All are examples of what actually happened. 
None represent behavior that Christians of latter generations should emulate.

These accounts are historic, nothing more or less, recorded at least to warn future believers of what not to do.

There is, however, another example of what not to do that careless Christians have maintained for nearly two millenia: namely, to hold to the myth that the selection of Matthias by the remaining elevan apostles (Act 1.15-26) was legitimate. The resaon for this thoughtlessness is simply that "that is what the early Apostles did" so it must be OK.

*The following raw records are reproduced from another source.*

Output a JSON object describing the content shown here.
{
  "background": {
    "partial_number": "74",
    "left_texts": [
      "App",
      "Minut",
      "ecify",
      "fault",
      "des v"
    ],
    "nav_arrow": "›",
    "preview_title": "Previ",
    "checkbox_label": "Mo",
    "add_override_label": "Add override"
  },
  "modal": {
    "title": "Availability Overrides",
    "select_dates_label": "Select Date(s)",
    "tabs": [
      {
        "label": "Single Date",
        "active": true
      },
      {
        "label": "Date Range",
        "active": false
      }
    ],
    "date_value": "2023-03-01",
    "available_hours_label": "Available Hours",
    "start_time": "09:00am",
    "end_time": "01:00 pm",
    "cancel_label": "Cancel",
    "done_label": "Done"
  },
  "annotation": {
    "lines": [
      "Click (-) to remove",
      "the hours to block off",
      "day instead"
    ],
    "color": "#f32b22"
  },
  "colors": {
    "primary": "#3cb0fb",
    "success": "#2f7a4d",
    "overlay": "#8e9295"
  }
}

While maintaining this typical error, Christians (astonishly!) fail to look at "the big picture" concerning the proper use of inspired history. Here are a few elements to consider:

  • Why does this event matter and was it binding?
  • Why did the Lord Christ not handle this personally while He was with those early disciple and Apostles for 6 weeks!?!?!
  • Why was the "criteria for Apostleship" so different for Matthias when compared to the original twelve?
  • Why was the selection of Matthias so careless when compared to the selection of the original twelve?
  • Why is the typical impetuous nature of Peter not considered an important facet of this historical event?
  • Why is Peter's citation from a pair of imprecatory Psalms not considered out-of-context by typical Christians?
  • Why are several early Christians (who were not part of the twelve) called "apostles"?

Simply stated: the error of the eleven was to assume for themselves an authority that the Lord Christ alone possesses: namely, to select His own apostles at the time and place and in the manner of His own choosing.

The purpose of this article (Part 1) is:

  • to demonstrate from the Scripture that the early Apostles acted impetuously and foolishly based on the fact of what the Bible teaches concerning the number of Apostles that was established for all time;
  • that their decision was wrong and therefore non-binding;
  • to establish the carelessness of those who maintain this error; 
  • to state the true qualification (singular, not plural!) for the office of Apostle. 

The series is presented in five chapters:

  1. Introduction
  2. The Verb and Noun Forms Used (ἀποστέλλωἀπόστολοςἀποστολή).
  3. A modern defense of Matthias as the replacement Apostle via the assertions of Dr. Wayne Grudem, “Systematic Theology”, Zondervan.
  4. The biblical rebuttal of Dr. Grudem’s assertions.
  5. The biblical statement of the single, biblical qualification for the Office of Apostle.